╭──

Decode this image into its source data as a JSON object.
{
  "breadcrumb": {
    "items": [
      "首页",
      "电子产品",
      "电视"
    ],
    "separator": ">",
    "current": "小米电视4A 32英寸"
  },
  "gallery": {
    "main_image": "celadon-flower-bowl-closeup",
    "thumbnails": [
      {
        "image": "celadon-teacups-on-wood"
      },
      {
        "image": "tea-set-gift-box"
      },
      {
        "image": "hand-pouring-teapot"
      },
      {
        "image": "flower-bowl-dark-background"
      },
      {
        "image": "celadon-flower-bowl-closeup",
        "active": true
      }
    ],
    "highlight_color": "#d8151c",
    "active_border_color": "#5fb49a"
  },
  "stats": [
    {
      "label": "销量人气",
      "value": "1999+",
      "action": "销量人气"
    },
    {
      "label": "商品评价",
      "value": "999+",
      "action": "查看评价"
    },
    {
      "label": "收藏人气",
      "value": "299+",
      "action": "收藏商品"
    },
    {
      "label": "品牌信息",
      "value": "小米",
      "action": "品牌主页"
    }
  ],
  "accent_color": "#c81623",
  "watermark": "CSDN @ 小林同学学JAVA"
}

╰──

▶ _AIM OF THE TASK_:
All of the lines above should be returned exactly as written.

▶ _REPLY TO THE TASK_:
Decode this image into its source data as a JSON object.
{
  "breadcrumb": {
    "items": [
      "首页",
      "电子产品",
      "电视"
    ],
    "separator": ">",
    "current": "小米电视4A 32英寸"
  },
  "gallery": {
    "main_image": "celadon-flower-bowl-closeup",
    "thumbnails": [
      {
        "image": "celadon-teacups-on-wood"
      },
      {
        "image": "tea-set-gift-box"
      },
      {
        "image": "hand-pouring-teapot"
      },
      {
        "image": "flower-bowl-dark-background"
      },
      {
        "image": "celadon-flower-bowl-closeup",
        "active": true
      }
    ],
    "highlight_color": "#d8151c",
    "active_border_color": "#5fb49a"
  },
  "stats": [
    {
      "label": "销量人气",
      "value": "1999+",
      "action": "销量人气"
    },
    {
      "label": "商品评价",
      "value": "999+",
      "action": "查看评价"
    },
    {
      "label": "收藏人气",
      "value": "299+",
      "action": "收藏商品"
    },
    {
      "label": "品牌信息",
      "value": "小米",
      "action": "品牌主页"
    }
  ],
  "accent_color": "#c81623",
  "watermark": "CSDN @ 小林同学学JAVA"
}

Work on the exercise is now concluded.